Using "overlay" as the search string, find the matching lines below and copy them.

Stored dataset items
------------------------
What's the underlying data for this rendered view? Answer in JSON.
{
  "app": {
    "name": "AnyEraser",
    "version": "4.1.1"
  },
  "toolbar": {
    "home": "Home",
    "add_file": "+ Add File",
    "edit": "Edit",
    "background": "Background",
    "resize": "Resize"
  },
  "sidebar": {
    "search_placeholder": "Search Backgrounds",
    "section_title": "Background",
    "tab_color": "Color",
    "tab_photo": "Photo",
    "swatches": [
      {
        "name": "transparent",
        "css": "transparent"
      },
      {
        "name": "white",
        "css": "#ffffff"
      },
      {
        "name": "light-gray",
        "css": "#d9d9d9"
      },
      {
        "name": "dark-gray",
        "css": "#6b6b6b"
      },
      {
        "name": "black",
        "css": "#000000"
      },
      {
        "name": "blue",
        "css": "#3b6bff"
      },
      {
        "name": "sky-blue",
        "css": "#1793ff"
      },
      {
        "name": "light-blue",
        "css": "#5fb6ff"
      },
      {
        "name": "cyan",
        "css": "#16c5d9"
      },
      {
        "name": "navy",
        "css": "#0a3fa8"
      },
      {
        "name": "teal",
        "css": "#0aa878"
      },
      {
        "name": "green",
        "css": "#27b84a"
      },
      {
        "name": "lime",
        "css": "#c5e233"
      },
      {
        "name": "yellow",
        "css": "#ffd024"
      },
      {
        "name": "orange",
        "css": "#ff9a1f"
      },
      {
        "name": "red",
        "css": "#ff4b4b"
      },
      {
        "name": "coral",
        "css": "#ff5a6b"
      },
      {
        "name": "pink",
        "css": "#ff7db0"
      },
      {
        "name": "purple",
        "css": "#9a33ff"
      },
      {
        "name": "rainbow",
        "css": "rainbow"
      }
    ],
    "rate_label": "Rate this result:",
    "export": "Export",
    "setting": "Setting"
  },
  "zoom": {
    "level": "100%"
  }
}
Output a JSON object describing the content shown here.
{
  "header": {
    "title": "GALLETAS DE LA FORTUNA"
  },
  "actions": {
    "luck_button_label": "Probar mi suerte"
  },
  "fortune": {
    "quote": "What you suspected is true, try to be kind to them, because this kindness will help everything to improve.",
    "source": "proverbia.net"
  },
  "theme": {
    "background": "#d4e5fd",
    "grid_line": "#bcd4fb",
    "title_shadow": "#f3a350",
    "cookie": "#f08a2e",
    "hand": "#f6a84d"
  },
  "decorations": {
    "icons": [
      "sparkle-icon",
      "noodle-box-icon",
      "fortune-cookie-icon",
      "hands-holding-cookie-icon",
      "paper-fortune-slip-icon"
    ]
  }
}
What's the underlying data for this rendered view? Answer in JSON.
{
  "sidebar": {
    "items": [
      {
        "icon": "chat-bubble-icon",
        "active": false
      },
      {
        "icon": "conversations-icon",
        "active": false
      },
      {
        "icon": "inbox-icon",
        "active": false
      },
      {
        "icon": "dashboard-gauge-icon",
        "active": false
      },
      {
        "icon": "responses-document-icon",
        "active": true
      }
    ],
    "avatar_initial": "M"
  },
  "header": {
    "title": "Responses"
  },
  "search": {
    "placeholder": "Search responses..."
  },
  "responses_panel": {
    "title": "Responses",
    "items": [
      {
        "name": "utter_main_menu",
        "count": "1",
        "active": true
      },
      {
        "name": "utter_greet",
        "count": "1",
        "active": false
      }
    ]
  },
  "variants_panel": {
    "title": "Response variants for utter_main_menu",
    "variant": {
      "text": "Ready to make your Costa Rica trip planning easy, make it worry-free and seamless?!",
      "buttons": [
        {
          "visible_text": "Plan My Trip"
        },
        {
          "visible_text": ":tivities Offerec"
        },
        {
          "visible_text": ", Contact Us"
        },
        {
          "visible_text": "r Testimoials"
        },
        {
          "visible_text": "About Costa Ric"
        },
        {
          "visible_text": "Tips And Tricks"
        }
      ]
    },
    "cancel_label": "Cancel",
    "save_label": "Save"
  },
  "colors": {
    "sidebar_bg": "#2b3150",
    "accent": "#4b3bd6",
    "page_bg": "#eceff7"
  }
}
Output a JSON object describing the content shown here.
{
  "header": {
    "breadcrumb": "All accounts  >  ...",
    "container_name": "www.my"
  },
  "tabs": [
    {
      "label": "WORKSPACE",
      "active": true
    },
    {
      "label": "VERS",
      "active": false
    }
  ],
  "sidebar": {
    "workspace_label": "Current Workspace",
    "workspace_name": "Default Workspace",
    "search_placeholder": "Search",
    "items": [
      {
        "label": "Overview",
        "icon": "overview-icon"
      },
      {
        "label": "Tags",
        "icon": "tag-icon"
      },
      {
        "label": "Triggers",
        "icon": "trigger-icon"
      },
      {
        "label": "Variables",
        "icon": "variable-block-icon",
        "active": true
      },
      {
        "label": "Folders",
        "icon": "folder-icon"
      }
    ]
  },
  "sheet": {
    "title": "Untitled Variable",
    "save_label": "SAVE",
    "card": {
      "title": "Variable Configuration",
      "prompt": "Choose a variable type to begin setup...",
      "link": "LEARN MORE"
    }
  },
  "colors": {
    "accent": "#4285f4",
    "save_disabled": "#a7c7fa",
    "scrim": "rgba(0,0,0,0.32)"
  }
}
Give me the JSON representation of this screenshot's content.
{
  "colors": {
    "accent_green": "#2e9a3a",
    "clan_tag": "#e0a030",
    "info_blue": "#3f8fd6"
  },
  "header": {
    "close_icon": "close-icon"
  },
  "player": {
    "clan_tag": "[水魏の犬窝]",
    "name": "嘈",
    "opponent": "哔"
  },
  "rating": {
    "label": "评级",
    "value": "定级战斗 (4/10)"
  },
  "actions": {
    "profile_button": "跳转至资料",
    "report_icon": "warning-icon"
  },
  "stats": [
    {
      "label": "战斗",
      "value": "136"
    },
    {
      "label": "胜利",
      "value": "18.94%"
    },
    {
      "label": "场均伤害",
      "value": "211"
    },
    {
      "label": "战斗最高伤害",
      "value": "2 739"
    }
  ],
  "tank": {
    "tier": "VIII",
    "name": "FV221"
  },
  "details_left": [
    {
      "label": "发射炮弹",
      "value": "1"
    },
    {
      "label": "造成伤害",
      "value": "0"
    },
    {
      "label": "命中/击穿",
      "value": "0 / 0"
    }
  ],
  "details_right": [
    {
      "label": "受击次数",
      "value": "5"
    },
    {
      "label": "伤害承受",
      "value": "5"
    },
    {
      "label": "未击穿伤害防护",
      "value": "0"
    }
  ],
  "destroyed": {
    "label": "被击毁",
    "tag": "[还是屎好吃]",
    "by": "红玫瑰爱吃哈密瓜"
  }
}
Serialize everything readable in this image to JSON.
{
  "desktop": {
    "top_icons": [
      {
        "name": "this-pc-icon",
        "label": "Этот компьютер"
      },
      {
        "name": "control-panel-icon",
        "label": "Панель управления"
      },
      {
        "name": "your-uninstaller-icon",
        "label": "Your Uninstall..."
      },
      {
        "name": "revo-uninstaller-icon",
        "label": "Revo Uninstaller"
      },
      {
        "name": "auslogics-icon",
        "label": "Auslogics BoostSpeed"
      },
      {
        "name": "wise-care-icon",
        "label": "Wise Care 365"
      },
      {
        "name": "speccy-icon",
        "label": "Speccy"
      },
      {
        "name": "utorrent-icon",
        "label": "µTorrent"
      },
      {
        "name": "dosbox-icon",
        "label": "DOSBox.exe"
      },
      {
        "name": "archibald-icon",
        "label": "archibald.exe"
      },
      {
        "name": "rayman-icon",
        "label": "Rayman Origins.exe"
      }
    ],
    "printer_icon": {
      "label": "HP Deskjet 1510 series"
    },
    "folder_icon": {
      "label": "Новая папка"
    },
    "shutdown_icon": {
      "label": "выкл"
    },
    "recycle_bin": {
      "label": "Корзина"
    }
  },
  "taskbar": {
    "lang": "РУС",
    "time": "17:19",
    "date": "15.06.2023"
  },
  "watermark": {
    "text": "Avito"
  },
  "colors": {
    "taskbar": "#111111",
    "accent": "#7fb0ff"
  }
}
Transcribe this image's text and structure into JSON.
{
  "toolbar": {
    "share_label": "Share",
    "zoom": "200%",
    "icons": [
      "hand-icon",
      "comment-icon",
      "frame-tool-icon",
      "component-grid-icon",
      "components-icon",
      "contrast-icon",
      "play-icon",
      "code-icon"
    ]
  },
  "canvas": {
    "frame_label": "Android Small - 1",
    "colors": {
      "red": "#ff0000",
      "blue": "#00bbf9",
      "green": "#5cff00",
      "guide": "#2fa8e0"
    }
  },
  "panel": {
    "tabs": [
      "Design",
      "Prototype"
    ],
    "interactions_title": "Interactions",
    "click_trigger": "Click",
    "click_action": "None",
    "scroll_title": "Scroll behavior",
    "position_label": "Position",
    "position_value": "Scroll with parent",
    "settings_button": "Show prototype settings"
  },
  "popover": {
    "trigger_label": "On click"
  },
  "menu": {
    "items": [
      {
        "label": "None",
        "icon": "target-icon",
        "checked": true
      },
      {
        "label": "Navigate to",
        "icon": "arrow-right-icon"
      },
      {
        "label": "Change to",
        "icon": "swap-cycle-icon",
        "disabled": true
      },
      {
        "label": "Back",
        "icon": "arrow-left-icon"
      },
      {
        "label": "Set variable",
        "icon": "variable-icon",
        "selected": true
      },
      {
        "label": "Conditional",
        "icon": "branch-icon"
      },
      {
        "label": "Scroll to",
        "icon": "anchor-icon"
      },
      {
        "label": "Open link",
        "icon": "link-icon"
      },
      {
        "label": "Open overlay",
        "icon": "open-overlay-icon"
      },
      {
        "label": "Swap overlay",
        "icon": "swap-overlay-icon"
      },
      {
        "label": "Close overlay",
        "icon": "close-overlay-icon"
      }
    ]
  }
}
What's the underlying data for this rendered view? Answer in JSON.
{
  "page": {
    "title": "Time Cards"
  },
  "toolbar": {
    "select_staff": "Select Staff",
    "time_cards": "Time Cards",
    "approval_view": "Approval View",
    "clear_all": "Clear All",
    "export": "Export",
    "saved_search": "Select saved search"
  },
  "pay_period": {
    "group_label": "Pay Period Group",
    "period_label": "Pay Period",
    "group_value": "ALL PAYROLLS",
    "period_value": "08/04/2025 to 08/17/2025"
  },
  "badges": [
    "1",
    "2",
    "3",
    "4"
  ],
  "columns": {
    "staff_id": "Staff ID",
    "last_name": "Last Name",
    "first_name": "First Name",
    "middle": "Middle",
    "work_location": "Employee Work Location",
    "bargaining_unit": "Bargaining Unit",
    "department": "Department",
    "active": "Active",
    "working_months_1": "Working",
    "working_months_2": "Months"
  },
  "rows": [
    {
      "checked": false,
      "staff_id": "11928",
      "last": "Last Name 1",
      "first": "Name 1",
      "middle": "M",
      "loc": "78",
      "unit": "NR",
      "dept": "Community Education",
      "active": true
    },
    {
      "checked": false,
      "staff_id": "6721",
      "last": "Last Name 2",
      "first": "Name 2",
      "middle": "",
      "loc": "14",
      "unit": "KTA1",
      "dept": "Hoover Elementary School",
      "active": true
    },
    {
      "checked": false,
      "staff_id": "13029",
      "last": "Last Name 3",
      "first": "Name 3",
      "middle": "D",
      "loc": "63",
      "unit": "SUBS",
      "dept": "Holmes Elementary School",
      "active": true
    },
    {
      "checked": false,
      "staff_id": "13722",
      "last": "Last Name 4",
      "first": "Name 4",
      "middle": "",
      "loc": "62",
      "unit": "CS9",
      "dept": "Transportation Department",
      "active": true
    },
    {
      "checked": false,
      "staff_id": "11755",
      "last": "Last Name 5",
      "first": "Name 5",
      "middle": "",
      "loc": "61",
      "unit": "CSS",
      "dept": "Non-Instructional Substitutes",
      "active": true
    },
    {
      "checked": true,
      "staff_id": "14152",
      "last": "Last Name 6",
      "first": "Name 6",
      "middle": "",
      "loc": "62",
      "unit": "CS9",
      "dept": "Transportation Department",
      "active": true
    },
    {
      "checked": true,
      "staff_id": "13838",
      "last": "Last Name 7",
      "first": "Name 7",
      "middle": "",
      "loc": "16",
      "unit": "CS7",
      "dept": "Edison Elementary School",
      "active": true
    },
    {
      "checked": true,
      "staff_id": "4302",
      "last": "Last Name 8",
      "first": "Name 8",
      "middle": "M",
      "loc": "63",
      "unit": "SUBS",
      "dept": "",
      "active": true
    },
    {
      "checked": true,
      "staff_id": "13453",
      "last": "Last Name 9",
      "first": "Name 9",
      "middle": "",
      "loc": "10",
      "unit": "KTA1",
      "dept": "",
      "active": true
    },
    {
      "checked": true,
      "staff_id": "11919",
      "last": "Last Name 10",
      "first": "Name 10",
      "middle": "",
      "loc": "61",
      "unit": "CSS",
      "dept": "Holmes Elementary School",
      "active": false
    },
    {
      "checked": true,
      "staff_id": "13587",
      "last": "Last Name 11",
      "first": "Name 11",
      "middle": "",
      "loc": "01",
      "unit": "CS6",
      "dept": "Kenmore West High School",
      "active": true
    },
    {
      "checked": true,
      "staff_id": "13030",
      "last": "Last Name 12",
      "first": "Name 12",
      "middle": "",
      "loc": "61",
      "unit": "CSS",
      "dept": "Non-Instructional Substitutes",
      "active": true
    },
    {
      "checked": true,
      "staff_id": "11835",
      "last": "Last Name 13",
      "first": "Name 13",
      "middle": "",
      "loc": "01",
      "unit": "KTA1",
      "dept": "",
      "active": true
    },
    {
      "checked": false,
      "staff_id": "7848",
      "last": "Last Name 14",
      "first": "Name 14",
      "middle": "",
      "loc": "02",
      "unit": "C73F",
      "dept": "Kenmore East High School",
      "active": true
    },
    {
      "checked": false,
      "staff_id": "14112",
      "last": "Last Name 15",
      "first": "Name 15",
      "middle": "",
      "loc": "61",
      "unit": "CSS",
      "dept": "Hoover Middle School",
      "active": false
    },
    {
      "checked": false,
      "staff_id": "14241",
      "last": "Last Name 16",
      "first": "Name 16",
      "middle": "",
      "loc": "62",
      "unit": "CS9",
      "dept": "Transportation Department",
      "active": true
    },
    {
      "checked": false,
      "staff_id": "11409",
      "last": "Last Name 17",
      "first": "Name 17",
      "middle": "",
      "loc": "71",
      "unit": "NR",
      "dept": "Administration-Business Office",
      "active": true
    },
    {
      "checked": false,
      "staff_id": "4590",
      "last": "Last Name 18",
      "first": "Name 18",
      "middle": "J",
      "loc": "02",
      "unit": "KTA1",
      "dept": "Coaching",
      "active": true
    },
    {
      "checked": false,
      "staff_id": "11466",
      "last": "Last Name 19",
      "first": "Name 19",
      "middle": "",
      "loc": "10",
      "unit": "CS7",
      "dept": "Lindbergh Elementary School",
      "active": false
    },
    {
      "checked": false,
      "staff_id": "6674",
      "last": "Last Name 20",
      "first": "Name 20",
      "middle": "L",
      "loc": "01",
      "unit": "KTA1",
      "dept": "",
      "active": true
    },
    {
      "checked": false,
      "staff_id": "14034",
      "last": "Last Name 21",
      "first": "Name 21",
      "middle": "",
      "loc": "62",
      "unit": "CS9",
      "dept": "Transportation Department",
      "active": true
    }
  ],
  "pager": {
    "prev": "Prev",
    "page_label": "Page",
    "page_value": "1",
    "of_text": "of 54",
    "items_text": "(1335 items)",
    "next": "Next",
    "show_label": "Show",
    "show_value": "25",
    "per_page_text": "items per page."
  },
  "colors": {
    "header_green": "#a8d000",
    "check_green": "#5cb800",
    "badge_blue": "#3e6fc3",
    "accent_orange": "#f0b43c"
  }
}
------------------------
- [Response for this exercise]
        "label": "Open overlay",
        "icon": "open-overlay-icon"
        "label": "Swap overlay",
        "icon": "swap-overlay-icon"
        "label": "Close overlay",
        "icon": "close-overlay-icon"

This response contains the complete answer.